Hospice workers became her new best friends. Some of them opened up to her about their own problems. Ms. Jacey said she would pray for them.

Eventually, she refused further treatments.

Ms. Jacey died Oct. 29. She was 65. At her request, mourners gave money they might have spent on flowers to Suncoast Hospice.

The letter carrier came to her memorial service Nov. 6 at Blount and Curry. So did the restaurant worker from Subway.

A large crowd turned out for another service in Richmond.

"I guess 150 to 175 people came out on a cold, blowy day to her funeral," said Spence. "I looked out at the crowd, and there were people from all walks of life there."

Andrew Meacham can be reached at (727) 892-2248 or


Nancy Carole Jacey

Born: May 8, 1945.

Died: Oct. 29, 2010.

Survivors: Daughters Nancy Lynn Jacey, Stephanie Hall and her husband Mark; sister Jean Jones and her husband David; brother William Hicks and his wife Lila.

Funeral home receptionist Nancy Jacey looked past her own cancer 11/11/10 [Last modified: Thursday, November 11, 2010 7:01pm]
Photo reprints | Article reprints

© 2017 Tampa Bay Times


Join the discussion: Click to view comments, add yours

  1. Two linemen lose their wedding rings in Tampa Bay. So far one has been found and returned.

    Human Interest

    Two linemen who spent days restoring power in the Tampa Bay area had the same unfortunate mishap: They lost their wedding rings.

    Facebook helped Michael White find the wedding ring he lost while helping restore power in Tampa Bay.
  2. Need is now for new mental health center at Bay Pines, veterans say


    ST. PETERSBURG — Veteran Ellsworth "Tony" Williams says the Bay Pines VA Healthcare System's new mental health center will help fill an immediate need.

    The new mental health center at the Bay Pines VA Healthcare System stands four stories tall and was built at a cost of $92 million. It will centralize services that before were scattered. [HOWARD ALTMAN   |   Staff]
  3. GOP health bill all but dead; McCain again deals the blow


    WASHINGTON — Sen. John McCain declared his opposition Friday to the GOP's last-ditch effort to repeal and replace "Obamacare," dealing a likely death blow to the legislation and, perhaps, to the Republican Party's years of vows to kill the program.

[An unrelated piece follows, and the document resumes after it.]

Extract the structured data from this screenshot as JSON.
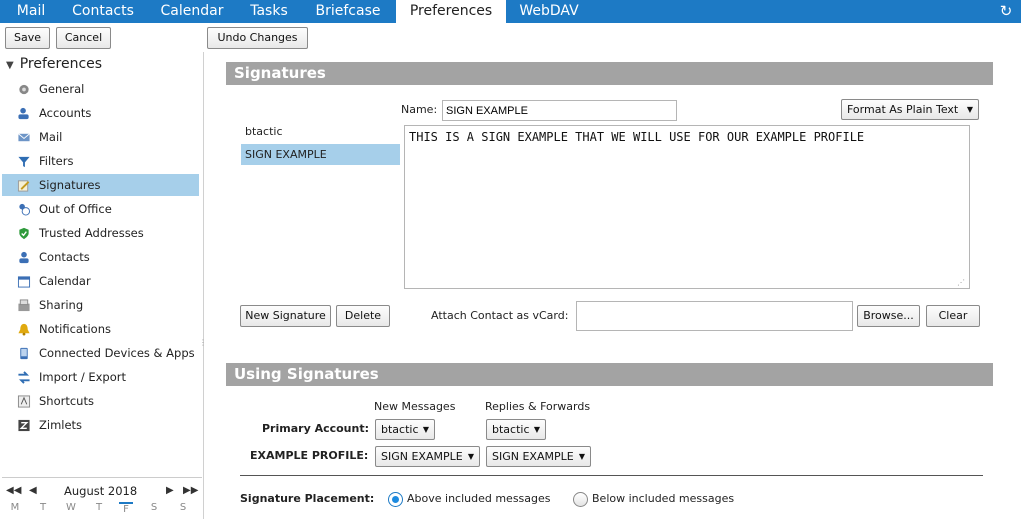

    Sen. John McCain, R-Ariz., speaks to reporters on Capitol Hill in Washington in July.  McCain says he won't vote for the Republican bill repealing the Obama health care law. His statement likely deals a fatal blow to the last-gasp GOP measure in a Senate showdown expected next week. [Associated Press]
  4. Yankees executive Jessica Steinbrenner seeks restraining order against ex-husband


    TAMPA — Jessica Steinbrenner, a top executive with the New York Yankees and a daughter of the team's late owner George Steinbrenner, is seeking a restraining order against her ex-husband.

    New York Yankees excutive Jessica Steinbrenner, with her then-husband Felix Lopez Jr. in this 2008 photo, filed for a restraining order against Lopez in Hillsborough County last week. 
[Times files]
  5. For starters: Rays at Orioles, with Cobb on hill, Beckham in lineup


    UPDATE, 3:46: After sitting out Thursday in recovering from extraction of a tooth, former Rays SS Tim Beckham is in the Orioles lineup tonight for his first game against his ex-mates, batting leadoff and playing short.